[Data records]
[Start of section]

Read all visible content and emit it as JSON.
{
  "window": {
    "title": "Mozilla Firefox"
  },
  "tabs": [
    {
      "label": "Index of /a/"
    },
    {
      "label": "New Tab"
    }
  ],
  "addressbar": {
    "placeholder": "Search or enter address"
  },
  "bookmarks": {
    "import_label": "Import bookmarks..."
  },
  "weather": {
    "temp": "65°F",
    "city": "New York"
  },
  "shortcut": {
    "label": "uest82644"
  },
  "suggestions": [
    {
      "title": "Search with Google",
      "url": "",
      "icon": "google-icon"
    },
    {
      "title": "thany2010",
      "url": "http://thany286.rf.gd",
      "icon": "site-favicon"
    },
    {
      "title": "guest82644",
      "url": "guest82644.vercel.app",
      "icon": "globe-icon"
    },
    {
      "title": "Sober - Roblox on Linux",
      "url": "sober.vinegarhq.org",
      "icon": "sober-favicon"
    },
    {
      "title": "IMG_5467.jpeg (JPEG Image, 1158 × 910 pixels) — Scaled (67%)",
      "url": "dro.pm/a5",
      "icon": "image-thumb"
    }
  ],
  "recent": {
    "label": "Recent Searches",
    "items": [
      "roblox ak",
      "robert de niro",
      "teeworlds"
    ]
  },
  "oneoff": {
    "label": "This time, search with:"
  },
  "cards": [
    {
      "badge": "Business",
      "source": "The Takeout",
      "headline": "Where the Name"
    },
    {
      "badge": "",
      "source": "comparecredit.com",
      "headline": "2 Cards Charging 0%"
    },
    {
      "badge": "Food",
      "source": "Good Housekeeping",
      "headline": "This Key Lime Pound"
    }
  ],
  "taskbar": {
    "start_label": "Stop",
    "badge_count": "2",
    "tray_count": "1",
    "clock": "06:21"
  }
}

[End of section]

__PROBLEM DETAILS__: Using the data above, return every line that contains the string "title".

__SOLUTION BELOW__:
    "title": "Mozilla Firefox"
      "title": "Search with Google",
      "title": "thany2010",
      "title": "guest82644",
      "title": "Sober - Roblox on Linux",
      "title": "IMG_5467.jpeg (JPEG Image, 1158 × 910 pixels) — Scaled (67%)",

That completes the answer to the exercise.